Library Helper

by Kerstin Auer from Merritt, BC
Mar 15, 14

My son has always been a little on the shy and anxious side. 
When we decided to move to Canada I was worried. Not just because we were leaving behind good jobs and a relatively comfortable life. Nor because we had no idea if my husband would actually like his new job or what our life here would be like.
My biggest worry was how the kids - who both didn’t speak English - would adjust. To be honest, I was mainly worried about my son. My daughter has always been pretty laid back; she has yet to find a situation that makes her anxious. 
I was way more worried about Marius. Marius was in Grade 1 when we moved. 
He landed in Vancouver five days before the first day of school. 
I went with him, that day, and stayed a while, and watched him nearly collapse in anxiety - until Steve Carroll came along.
Steve was the school librarian. He was unlike anyone I had ever met before. He took Marius under his wing from Day One. Tall, gentle, and smiling. I don’t think I’ve ever seen him without a smile.
Marius soon became Steve’s library helper. It wasn’t long before he knew all the tricks of the trade. Every morning he would be in the library 30 minutes before school to help Steve check in books, organize the shelves and turn on the computers. Every afternoon he would stay and close the blinds, put up the chairs and turn off the computers.
Steve became Marius’ mentor and friend. He managed to turn my shy little guy into a confident kid, a kid who could run the library all by himself. Before long Marius was looking forward to going to school every single day.
After three years, Steve got sick. Overnight, he disappeared from school. We were told he wouldn’t be coming back for a while. We live in a small town, so it didn’t take long to hear what was going on – Steve had brain cancer.

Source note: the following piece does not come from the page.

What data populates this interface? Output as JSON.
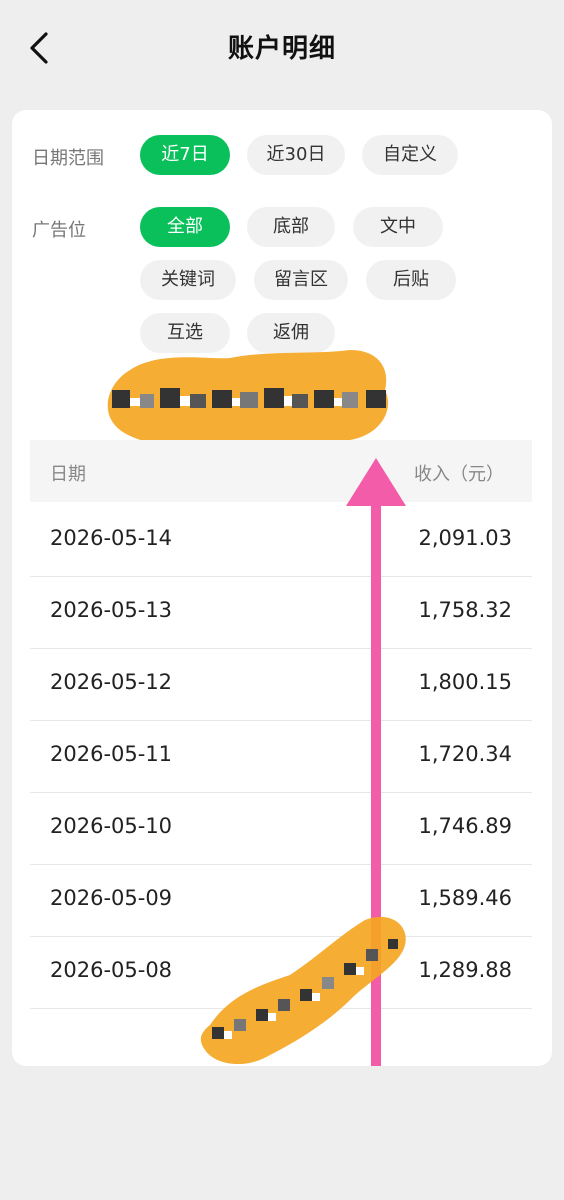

Marius decided that while Steve was gone he would run the library to the best of his ability – by himself . He would look after things until Steve returned. He wanted to make him proud.

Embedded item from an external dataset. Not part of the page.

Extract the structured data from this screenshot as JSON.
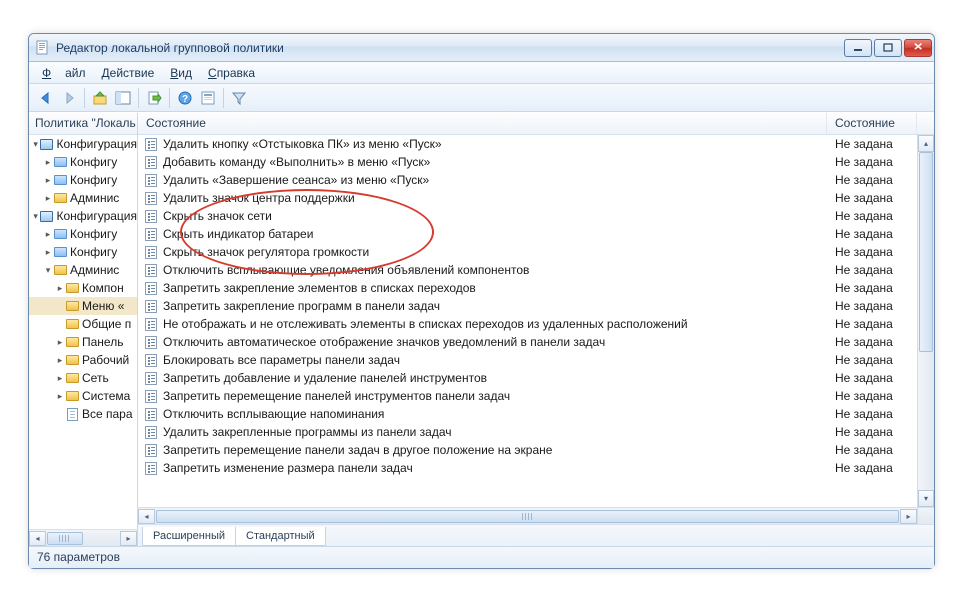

Last year on Father’s Day, two months after Steve had gotten sick, we ran into him and his son when we were coming back from a camping trip. We were standing by our RV at the dump station. Steve made his son stop their car. He got out and went to Marius to hug him.
Big gentle smile. We all hugged. Steve actually looked pretty good. He was gaunt, and frail and his hair had gone completely white, but his skin had good colour. And that gentle smile.
I knew from Marius’ principal that Steve’s tumour had affected his speech and that he could not talk well. He tried. But in the end we just smiled and hugged.
When we got home I just could not hold it together anymore. Tears were running down my face. My heart was broken, for Steve and for my little guy, but Marius was happy to have seen him. Marius had a big smile on his face.
I asked him if he was doing OK. He said: “Yes mom, I’m fine. It was great to see him. And it doesn’t matter that he can’t talk. When you work with someone as closely as Mr. Carroll and I did for the last three years, you know them so well that you know exactly what they want to say anyway.”
That was the last time we saw Steve. He passed away six weeks later.
A few months after he died Steve’s wife came to see me at work. She told me that one day when they had been driving to Steve’s hospital appointment he had asked